          In the 1990’s the county continued to grow and develop.  Again, the need to regionalize facilities proved economically prudent for the taxpayer.   A new regional jail facility was built in Dublin and opened in April 1999.   Improvements to Pulaski County High School, as well as renovations to Snowville Elementary and Critzer Elementary Schools, were major accomplishments in the mid 1990’s for the county citizens and its school children.

          In 1998, the county received a donation of some 87 acres from a life long resident of the county, Evelyn Alexander.   Ms. Alexander requested the land be used for a recreation park for the county citizens.   She also requested the name “Randolph” be used in naming the park once it had been built in honor of Ms. Alexander’s father, Randolph Alexander.   In 1999 ground was broken for construction of this park and the park officially opened on June 30, 2001.  Today, Randolph Park is a major attraction year round with children and individuals coming from as far as the Roanoke Valley to enjoy the outdoor heated swimming pool/water park, walking trails, playgrounds, and ball fields.

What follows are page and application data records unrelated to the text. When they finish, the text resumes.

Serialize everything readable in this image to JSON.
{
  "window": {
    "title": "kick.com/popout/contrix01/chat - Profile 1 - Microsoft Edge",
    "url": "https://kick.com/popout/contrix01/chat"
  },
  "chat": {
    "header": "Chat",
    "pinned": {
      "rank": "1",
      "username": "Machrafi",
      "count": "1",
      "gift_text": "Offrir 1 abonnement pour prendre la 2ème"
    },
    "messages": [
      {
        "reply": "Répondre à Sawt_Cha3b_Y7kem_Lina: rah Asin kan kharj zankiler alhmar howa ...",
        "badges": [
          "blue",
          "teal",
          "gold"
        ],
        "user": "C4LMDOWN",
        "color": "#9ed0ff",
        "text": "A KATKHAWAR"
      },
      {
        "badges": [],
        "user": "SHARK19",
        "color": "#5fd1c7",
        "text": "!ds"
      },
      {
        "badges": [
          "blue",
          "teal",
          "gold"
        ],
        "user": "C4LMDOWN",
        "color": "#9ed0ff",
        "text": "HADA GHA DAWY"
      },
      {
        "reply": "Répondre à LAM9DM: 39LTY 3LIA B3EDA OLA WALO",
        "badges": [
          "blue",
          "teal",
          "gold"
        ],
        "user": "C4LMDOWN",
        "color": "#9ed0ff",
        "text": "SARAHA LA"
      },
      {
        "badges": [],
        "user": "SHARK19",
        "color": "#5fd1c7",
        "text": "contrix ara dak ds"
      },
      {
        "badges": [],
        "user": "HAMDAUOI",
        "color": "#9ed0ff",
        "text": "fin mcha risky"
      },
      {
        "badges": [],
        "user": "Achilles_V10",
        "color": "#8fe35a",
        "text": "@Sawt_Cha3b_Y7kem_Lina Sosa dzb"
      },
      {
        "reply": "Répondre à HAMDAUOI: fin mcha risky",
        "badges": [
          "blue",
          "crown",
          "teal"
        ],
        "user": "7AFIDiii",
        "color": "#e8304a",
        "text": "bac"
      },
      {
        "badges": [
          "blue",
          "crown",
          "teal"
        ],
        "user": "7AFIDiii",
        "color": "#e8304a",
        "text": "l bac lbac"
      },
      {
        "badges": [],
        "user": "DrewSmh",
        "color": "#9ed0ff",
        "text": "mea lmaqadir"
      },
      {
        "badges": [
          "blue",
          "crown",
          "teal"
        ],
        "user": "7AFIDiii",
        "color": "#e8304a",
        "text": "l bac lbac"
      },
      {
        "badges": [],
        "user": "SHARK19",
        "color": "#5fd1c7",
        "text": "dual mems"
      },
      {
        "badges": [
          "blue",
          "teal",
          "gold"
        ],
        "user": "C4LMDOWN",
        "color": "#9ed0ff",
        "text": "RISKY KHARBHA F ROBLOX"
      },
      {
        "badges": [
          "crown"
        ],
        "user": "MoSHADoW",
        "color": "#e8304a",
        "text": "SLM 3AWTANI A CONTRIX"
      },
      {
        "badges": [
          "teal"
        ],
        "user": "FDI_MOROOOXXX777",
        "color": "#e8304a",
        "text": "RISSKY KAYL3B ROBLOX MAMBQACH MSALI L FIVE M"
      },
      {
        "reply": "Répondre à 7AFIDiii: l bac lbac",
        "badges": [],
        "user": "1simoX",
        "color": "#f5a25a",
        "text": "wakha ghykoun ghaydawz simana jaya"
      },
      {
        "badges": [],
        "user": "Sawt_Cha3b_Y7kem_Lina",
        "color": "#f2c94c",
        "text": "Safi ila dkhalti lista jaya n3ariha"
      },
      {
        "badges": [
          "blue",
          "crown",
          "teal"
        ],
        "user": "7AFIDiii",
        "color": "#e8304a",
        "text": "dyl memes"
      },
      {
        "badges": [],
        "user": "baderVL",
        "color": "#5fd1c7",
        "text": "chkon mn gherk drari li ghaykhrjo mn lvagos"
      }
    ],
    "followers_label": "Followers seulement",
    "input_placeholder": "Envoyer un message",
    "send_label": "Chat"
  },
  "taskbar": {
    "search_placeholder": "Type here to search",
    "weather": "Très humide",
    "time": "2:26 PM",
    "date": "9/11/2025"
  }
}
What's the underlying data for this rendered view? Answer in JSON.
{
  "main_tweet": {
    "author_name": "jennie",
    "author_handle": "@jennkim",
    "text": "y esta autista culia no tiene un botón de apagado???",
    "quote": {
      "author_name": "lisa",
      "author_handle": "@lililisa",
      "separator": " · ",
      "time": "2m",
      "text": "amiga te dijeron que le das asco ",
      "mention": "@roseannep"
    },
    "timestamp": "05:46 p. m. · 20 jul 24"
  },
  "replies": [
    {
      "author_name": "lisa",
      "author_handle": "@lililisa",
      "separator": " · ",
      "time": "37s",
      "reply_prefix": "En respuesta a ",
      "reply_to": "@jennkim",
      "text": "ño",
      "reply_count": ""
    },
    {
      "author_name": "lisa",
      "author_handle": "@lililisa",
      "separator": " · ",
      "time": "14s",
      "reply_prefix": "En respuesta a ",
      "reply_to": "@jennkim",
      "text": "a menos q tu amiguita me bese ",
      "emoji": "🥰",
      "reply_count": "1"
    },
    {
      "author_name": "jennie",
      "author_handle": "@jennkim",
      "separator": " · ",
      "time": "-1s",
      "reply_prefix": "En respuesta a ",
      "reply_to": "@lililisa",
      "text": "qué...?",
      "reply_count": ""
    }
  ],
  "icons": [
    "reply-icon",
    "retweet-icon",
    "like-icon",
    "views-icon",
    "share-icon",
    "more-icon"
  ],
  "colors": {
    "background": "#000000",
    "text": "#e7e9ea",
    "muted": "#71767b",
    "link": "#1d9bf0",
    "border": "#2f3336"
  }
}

21ST CENTURY:

          According to the 2000 US census, the county’s population was 35,127.  There are five (5) magisterial districts (Robinson, Massie, Cloyd, Draper, and Ingles) within the county.   Five (5) members of the Board of Supervisors serve as the governing body, each representing one of the above noted respective districts.  The county public school system operates eight (8) elementary schools, two (2) middle schools, one (1) high school, one (1) alternative school, and one (1) governor’s school.   The School Board members are elected by the voters every four years.  There are also two public libraries within the county with one being located within the Town of Pulaski and the branch library located within the Town of Dublin.  The county has one (1) medical hospital, Pulaski Community Hospital, four (4) nursing homes, and one (1) mental health facility.

          In October 2002 a newly constructed Pulaski County Visitors Center opened in Pulaski County.   Located off Interstate 81, this facility was built to promote tourism and showcase Pulaski County.   The facility also houses the Pulaski County Chamber of Commerce.  The Visitor Center is open seven (7) days per week and just recently celebrated it’s first full year of operation.          

          As Pulaski County enters into the twenty-first century, many new problems and issues have arisen.   New challenges are faced in encouraging the growth of existing firms and recruiting new industries and businesses to Pulaski County, as the national economy moves toward imports under free trade legislation.   Again, Pulaski County worked with her sister counties in the formation of the New River Valley Economic Development Alliance in 1987 to jointly market the New River Valley and Virginia’s First Industrial Facilities Authority in 1998 to jointly build industrial parks and share in the resulting tax revenues.   This legislation and its implementation was a first in the Commonwealth and continues the tradition of Pulaski County citizens being hard working, honest and willing to work with their neighbors.

          Today, the words VISION, PRIDE, AND EXCELLENCE form the core of the County seal.   These words, penned over 10 years ago, summarize the history of Pulaski County and exemplify the spirit of its citizens as they work to create a strong community for future generations.